New Report Show Courts Denying Large Majority of Pregnant Workers Accommodations; Congress Must Act to Fix Federal Law
New York—In time for Mother’s Day, A Better Balance released a new report, “Long Overdue,” detailing the numerous ways pregnant workers are still routinely jeopardizing their health—and economic security—when denied medically necessary reasonable accommodations. The report highlights that, in spite of Young v. UPS, the 2015 U.S. Supreme Court decision that set new standards for pregnant workers’ federal protections, today’s pregnant workers, especially women in low-wage and physically demanding jobs, are still forced to choose between a paycheck and a healthy pregnancy.
“Our comprehensive and first-of-its-kind review of relevant cases found that more than two-thirds of women needing accommodations while pregnant lost their court cases under the Pregnancy Discrimination Act,” Dina Bakst, co-founder and co-president of A Better Balance said of the report. “This is simply unacceptable. For full and equal treatment under the law, women need the federal Pregnant Workers Fairness Act.”
Post-Young, pregnant women are facing three main problems in these cases: the comparator problem, in which pregnant workers must show other employees are being accommodated by their employer in order to obtain their own accommodations; the “significant burden” problem in which pregnant workers are forced to discredit their employer’s justification for failing to accommodate them under a confusing legal standard; and the costly and time-consuming litigation problem, whereby most pregnant workers simply cannot afford to wait for medically necessary accommodations they need immediately.
Drawing on the voices of state legislators and business leaders, “Long Overdue” also provides detailed, original analysis of the bi-partisan movement across the country (25 states—including Kentucky (2019), South Carolina (2018)— and five cities) to require some employers to provide pregnancy accommodations, but finds state-by-state change is not enough.

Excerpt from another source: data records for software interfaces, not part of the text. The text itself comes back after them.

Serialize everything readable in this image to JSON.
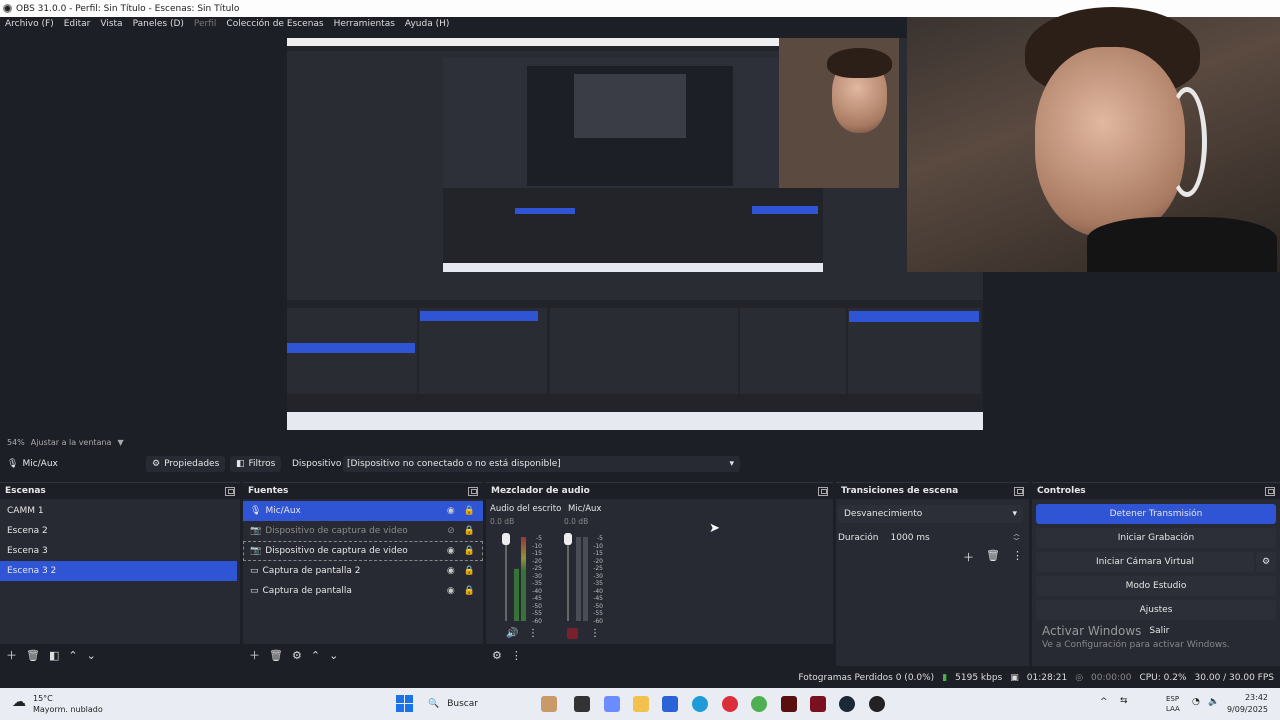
{
  "window": {
    "title": "OBS 31.0.0 - Perfil: Sin Título - Escenas: Sin Título"
  },
  "menu": [
    {
      "label": "Archivo (F)",
      "enabled": true
    },
    {
      "label": "Editar",
      "enabled": true
    },
    {
      "label": "Vista",
      "enabled": true
    },
    {
      "label": "Paneles (D)",
      "enabled": true
    },
    {
      "label": "Perfil",
      "enabled": false
    },
    {
      "label": "Colección de Escenas",
      "enabled": true
    },
    {
      "label": "Herramientas",
      "enabled": true
    },
    {
      "label": "Ayuda (H)",
      "enabled": true
    }
  ],
  "zoom": {
    "percent": "54%",
    "fit_label": "Ajustar a la ventana"
  },
  "source_toolbar": {
    "source_name": "Mic/Aux",
    "properties_label": "Propiedades",
    "filters_label": "Filtros",
    "device_label": "Dispositivo",
    "device_value": "[Dispositivo no conectado o no está disponible]"
  },
  "scenes": {
    "title": "Escenas",
    "items": [
      {
        "label": "CAMM 1",
        "selected": false
      },
      {
        "label": "Escena 2",
        "selected": false
      },
      {
        "label": "Escena 3",
        "selected": false
      },
      {
        "label": "Escena 3 2",
        "selected": true
      }
    ]
  },
  "sources": {
    "title": "Fuentes",
    "items": [
      {
        "label": "Mic/Aux",
        "icon": "mic-icon",
        "selected": true,
        "visible": true
      },
      {
        "label": "Dispositivo de captura de video",
        "icon": "camera-icon",
        "selected": false,
        "visible": false
      },
      {
        "label": "Dispositivo de captura de video",
        "icon": "camera-icon",
        "selected": false,
        "visible": true
      },
      {
        "label": "Captura de pantalla 2",
        "icon": "monitor-icon",
        "selected": false,
        "visible": true
      },
      {
        "label": "Captura de pantalla",
        "icon": "monitor-icon",
        "selected": false,
        "visible": true
      }
    ]
  },
  "mixer": {
    "title": "Mezclador de audio",
    "channels": [
      {
        "name": "Audio del escrito",
        "db": "0.0 dB",
        "level": 0.62
      },
      {
        "name": "Mic/Aux",
        "db": "0.0 dB",
        "level": 0.0
      }
    ],
    "scale": [
      "-5",
      "-10",
      "-15",
      "-20",
      "-25",
      "-30",
      "-35",
      "-40",
      "-45",
      "-50",
      "-55",
      "-60"
    ]
  },
  "transitions": {
    "title": "Transiciones de escena",
    "selected": "Desvanecimiento",
    "duration_label": "Duración",
    "duration_value": "1000 ms"
  },
  "controls": {
    "title": "Controles",
    "buttons": [
      {
        "label": "Detener Transmisión",
        "primary": true
      },
      {
        "label": "Iniciar Grabación",
        "primary": false
      },
      {
        "label": "Iniciar Cámara Virtual",
        "primary": false
      },
      {
        "label": "Modo Estudio",
        "primary": false
      },
      {
        "label": "Ajustes",
        "primary": false
      }
    ],
    "exit_label": "Salir"
  },
  "watermark": {
    "title": "Activar Windows",
    "subtitle": "Ve a Configuración para activar Windows."
  },
  "status": {
    "dropped_frames": "Fotogramas Perdidos 0 (0.0%)",
    "bitrate": "5195 kbps",
    "stream_time": "01:28:21",
    "rec_time": "00:00:00",
    "cpu": "CPU: 0.2%",
    "fps": "30.00 / 30.00 FPS"
  },
  "taskbar": {
    "weather_temp": "15°C",
    "weather_desc": "Mayorm. nublado",
    "search_label": "Buscar",
    "lang_1": "ESP",
    "lang_2": "LAA",
    "time": "23:42",
    "date": "9/09/2025"
  },
  "colors": {
    "accent": "#2f55d4",
    "panel": "#272a33",
    "background": "#1d1f26"
  }
}
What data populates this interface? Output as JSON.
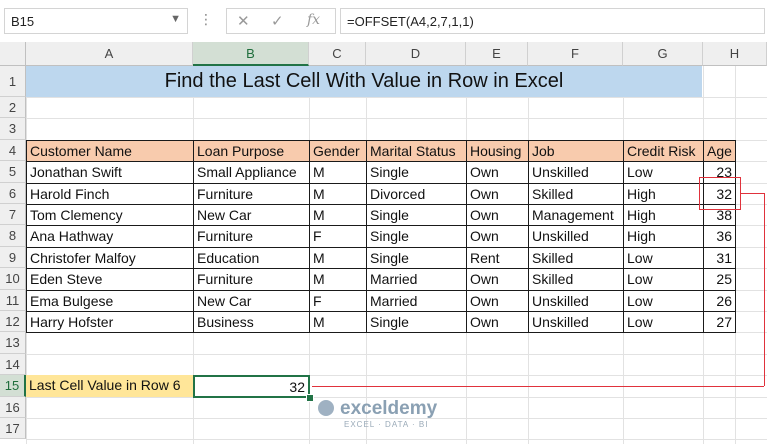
{
  "namebox": {
    "value": "B15"
  },
  "formula_bar": {
    "fx": "fx",
    "formula": "=OFFSET(A4,2,7,1,1)"
  },
  "columns": [
    "A",
    "B",
    "C",
    "D",
    "E",
    "F",
    "G",
    "H"
  ],
  "rows": [
    "1",
    "2",
    "3",
    "4",
    "5",
    "6",
    "7",
    "8",
    "9",
    "10",
    "11",
    "12",
    "13",
    "14",
    "15",
    "16",
    "17"
  ],
  "title": "Find the Last Cell With Value in Row in Excel",
  "table": {
    "headers": [
      "Customer Name",
      "Loan Purpose",
      "Gender",
      "Marital Status",
      "Housing",
      "Job",
      "Credit Risk",
      "Age"
    ],
    "rows": [
      [
        "Jonathan Swift",
        "Small Appliance",
        "M",
        "Single",
        "Own",
        "Unskilled",
        "Low",
        "23"
      ],
      [
        "Harold Finch",
        "Furniture",
        "M",
        "Divorced",
        "Own",
        "Skilled",
        "High",
        "32"
      ],
      [
        "Tom Clemency",
        "New Car",
        "M",
        "Single",
        "Own",
        "Management",
        "High",
        "38"
      ],
      [
        "Ana Hathway",
        "Furniture",
        "F",
        "Single",
        "Own",
        "Unskilled",
        "High",
        "36"
      ],
      [
        "Christofer Malfoy",
        "Education",
        "M",
        "Single",
        "Rent",
        "Skilled",
        "Low",
        "31"
      ],
      [
        "Eden Steve",
        "Furniture",
        "M",
        "Married",
        "Own",
        "Skilled",
        "Low",
        "25"
      ],
      [
        "Ema Bulgese",
        "New Car",
        "F",
        "Married",
        "Own",
        "Unskilled",
        "Low",
        "26"
      ],
      [
        "Harry Hofster",
        "Business",
        "M",
        "Single",
        "Own",
        "Unskilled",
        "Low",
        "27"
      ]
    ]
  },
  "result": {
    "label": "Last Cell Value in Row 6",
    "value": "32"
  },
  "watermark": {
    "name": "exceldemy",
    "tagline": "EXCEL · DATA · BI"
  },
  "colors": {
    "title_bg": "#bdd7ee",
    "header_bg": "#f8cbad",
    "label_bg": "#ffe699",
    "select": "#217346",
    "arrow": "#e0323c"
  }
}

The “Long Overdue” report underscores the need for federal policy reform in favor of pregnant workers to adequately address the needs that continue to go unmet in spite of Young v. UPS, and recommends an encompassing and existing solution: the federal Pregnant Workers Fairness Act.
Media interested in the report should reach out to Melanie Fonder Kaye firstname.lastname@example.org or at 414-708-2525.

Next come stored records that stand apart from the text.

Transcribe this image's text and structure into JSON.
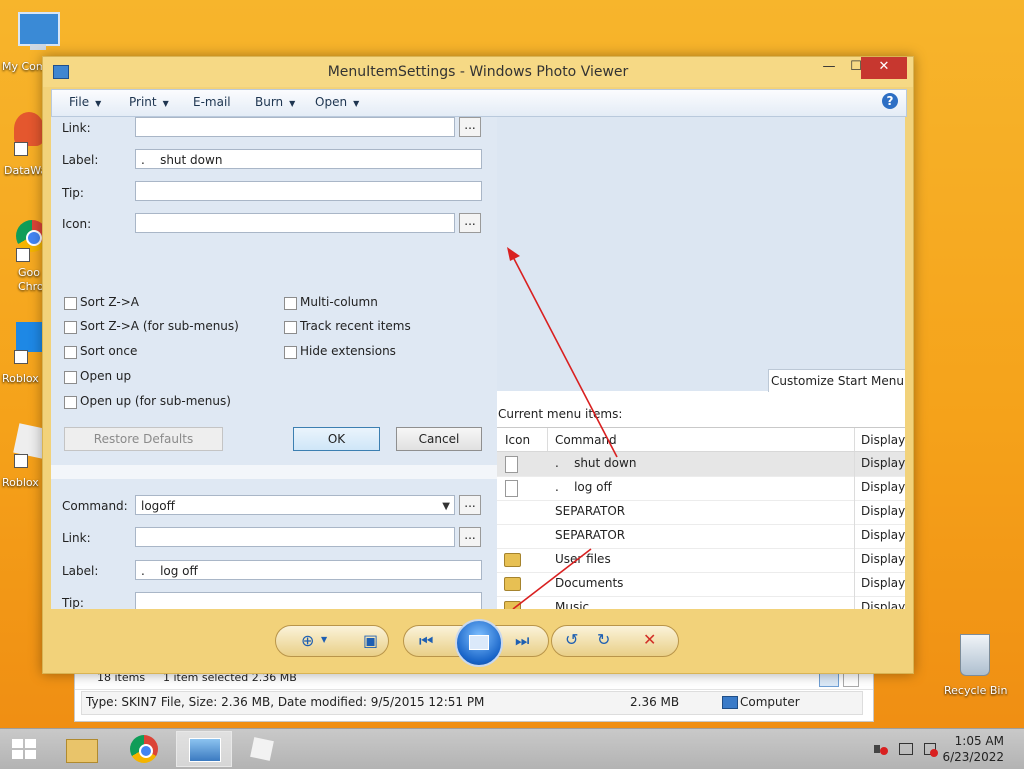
{
  "desktop": {
    "icons": [
      {
        "label": "My Com"
      },
      {
        "label": "DataWa"
      },
      {
        "label": "Goo\nChro"
      },
      {
        "label": "Roblox"
      },
      {
        "label": "Roblox"
      }
    ],
    "recycle_bin": "Recycle Bin"
  },
  "explorer": {
    "items_count": "18 items",
    "selected": "1 item selected  2.36 MB",
    "type_info": "Type: SKIN7 File, Size: 2.36 MB, Date modified: 9/5/2015 12:51 PM",
    "size": "2.36 MB",
    "location": "Computer"
  },
  "window": {
    "title": "MenuItemSettings - Windows Photo Viewer",
    "minimize": "—",
    "maximize": "☐",
    "close": "✕"
  },
  "menubar": {
    "file": "File",
    "print": "Print",
    "email": "E-mail",
    "burn": "Burn",
    "open": "Open",
    "help": "?"
  },
  "settings": {
    "link_label": "Link:",
    "label_label": "Label:",
    "label_value": ".    shut down",
    "tip_label": "Tip:",
    "icon_label": "Icon:",
    "dots": "...",
    "checkboxes_left": [
      "Sort Z->A",
      "Sort Z->A (for sub-menus)",
      "Sort once",
      "Open up",
      "Open up (for sub-menus)"
    ],
    "checkboxes_right": [
      "Multi-column",
      "Track recent items",
      "Hide extensions"
    ],
    "restore_defaults": "Restore Defaults",
    "ok": "OK",
    "cancel": "Cancel",
    "command_label": "Command:",
    "command_value": "logoff",
    "link2_label": "Link:",
    "label2_label": "Label:",
    "label2_value": ".    log off",
    "tip2_label": "Tip:"
  },
  "customize": {
    "tab": "Customize Start Menu",
    "current_items": "Current menu items:",
    "columns": [
      "Icon",
      "Command",
      "Display"
    ],
    "rows": [
      {
        "command": ".    shut down",
        "display": "Display a",
        "icon": "doc"
      },
      {
        "command": ".    log off",
        "display": "Display a",
        "icon": "doc"
      },
      {
        "command": "SEPARATOR",
        "display": "Display t",
        "icon": "none"
      },
      {
        "command": "SEPARATOR",
        "display": "Display t",
        "icon": "none"
      },
      {
        "command": "User files",
        "display": "Display a",
        "icon": "folder"
      },
      {
        "command": "Documents",
        "display": "Display a",
        "icon": "folder"
      },
      {
        "command": "Music",
        "display": "Display a",
        "icon": "folder"
      }
    ]
  },
  "taskbar": {
    "time": "1:05 AM",
    "date": "6/23/2022"
  }
}
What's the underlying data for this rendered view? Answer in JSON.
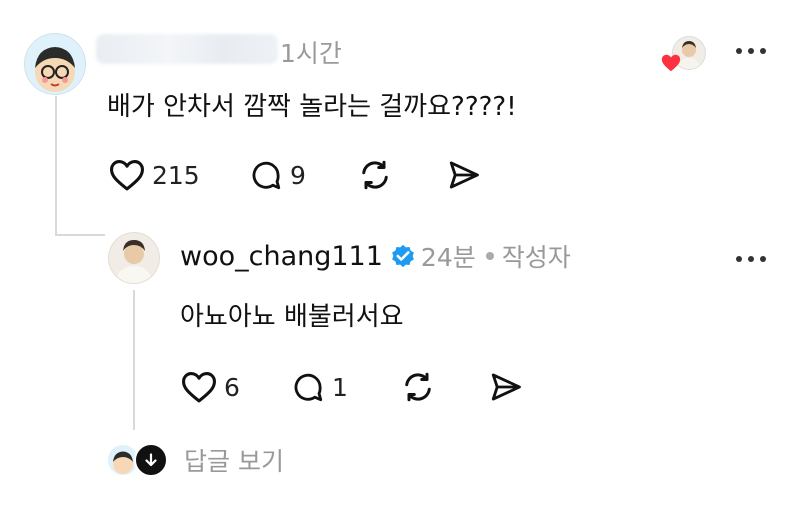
{
  "comment": {
    "time": "1시간",
    "text": "배가 안차서 깜짝 놀라는 걸까요????!",
    "actions": {
      "likes": "215",
      "replies": "9"
    }
  },
  "reply": {
    "username": "woo_chang111",
    "time": "24분",
    "author_tag": "작성자",
    "text": "아뇨아뇨 배불러서요",
    "actions": {
      "likes": "6",
      "replies": "1"
    }
  },
  "view_replies": {
    "label": "답글 보기"
  },
  "icons": {
    "like": "heart-icon",
    "comment": "comment-bubble-icon",
    "repost": "repost-icon",
    "share": "send-icon",
    "more": "more-horizontal-icon",
    "verified": "verified-badge-icon",
    "expand": "arrow-down-icon"
  },
  "colors": {
    "verified": "#1d9bf0",
    "heart_badge": "#ff3040",
    "muted_text": "#999999"
  }
}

About A Better Balance
A Better Balance is a national legal advocacy organization dedicated to promoting fairness in the workplace and has been a leader at the national, state, and local level in advancing the rights of pregnant workers and mothers in the workplace.